(REQUIRED WORK)
Among the entries that follow, find the lines containing the string "nhắn" and copy them.

[Page and application data records]
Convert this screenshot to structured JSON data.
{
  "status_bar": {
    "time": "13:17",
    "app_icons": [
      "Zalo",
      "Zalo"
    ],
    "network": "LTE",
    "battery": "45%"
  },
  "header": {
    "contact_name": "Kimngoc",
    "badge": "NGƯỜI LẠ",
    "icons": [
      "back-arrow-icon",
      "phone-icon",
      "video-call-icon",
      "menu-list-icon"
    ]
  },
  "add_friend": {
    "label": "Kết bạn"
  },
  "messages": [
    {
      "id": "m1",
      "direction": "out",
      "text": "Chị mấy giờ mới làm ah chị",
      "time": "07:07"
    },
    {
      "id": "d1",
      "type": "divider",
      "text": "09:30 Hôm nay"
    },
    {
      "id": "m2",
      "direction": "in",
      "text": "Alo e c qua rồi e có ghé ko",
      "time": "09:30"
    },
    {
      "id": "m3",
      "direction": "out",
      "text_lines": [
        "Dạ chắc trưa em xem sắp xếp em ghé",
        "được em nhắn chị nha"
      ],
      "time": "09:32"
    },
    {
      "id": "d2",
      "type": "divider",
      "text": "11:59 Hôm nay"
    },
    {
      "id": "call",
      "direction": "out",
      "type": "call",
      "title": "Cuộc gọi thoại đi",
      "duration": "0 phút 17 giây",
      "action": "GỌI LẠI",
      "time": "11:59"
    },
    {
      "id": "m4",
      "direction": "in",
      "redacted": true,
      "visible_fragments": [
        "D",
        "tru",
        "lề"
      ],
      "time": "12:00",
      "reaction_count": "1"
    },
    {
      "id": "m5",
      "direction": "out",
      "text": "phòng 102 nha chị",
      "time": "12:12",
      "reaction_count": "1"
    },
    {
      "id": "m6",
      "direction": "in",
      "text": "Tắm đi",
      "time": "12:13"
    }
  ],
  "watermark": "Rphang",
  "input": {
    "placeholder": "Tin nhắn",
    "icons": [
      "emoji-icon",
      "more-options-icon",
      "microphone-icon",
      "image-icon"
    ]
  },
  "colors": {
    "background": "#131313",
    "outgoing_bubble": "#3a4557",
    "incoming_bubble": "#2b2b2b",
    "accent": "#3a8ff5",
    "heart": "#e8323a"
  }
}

(REPLY)
        "được em nhắn chị nha"
    "placeholder": "Tin nhắn",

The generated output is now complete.